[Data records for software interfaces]
_ _ _ _ _ _ _
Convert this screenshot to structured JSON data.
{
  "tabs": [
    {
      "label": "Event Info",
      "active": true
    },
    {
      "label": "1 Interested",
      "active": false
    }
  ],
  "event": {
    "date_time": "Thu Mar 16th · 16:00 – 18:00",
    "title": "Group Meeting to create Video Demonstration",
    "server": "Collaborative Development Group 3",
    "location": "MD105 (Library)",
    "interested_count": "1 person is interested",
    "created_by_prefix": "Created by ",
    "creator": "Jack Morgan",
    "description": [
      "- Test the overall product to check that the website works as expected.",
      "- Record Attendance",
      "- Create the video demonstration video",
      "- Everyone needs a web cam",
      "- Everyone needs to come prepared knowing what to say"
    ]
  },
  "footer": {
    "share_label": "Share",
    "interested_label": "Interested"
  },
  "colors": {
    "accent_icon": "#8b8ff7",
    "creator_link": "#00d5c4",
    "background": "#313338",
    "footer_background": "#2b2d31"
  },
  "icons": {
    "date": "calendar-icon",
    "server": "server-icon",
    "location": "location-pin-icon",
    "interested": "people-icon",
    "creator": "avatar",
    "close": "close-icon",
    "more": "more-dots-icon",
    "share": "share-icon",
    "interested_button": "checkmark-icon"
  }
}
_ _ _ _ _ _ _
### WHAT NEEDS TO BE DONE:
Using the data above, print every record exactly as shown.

### RESPONSE BELOW:
Convert this screenshot to structured JSON data.
{
  "tabs": [
    {
      "label": "Event Info",
      "active": true
    },
    {
      "label": "1 Interested",
      "active": false
    }
  ],
  "event": {
    "date_time": "Thu Mar 16th · 16:00 – 18:00",
    "title": "Group Meeting to create Video Demonstration",
    "server": "Collaborative Development Group 3",
    "location": "MD105 (Library)",
    "interested_count": "1 person is interested",
    "created_by_prefix": "Created by ",
    "creator": "Jack Morgan",
    "description": [
      "- Test the overall product to check that the website works as expected.",
      "- Record Attendance",
      "- Create the video demonstration video",
      "- Everyone needs a web cam",
      "- Everyone needs to come prepared knowing what to say"
    ]
  },
  "footer": {
    "share_label": "Share",
    "interested_label": "Interested"
  },
  "colors": {
    "accent_icon": "#8b8ff7",
    "creator_link": "#00d5c4",
    "background": "#313338",
    "footer_background": "#2b2d31"
  },
  "icons": {
    "date": "calendar-icon",
    "server": "server-icon",
    "location": "location-pin-icon",
    "interested": "people-icon",
    "creator": "avatar",
    "close": "close-icon",
    "more": "more-dots-icon",
    "share": "share-icon",
    "interested_button": "checkmark-icon"
  }
}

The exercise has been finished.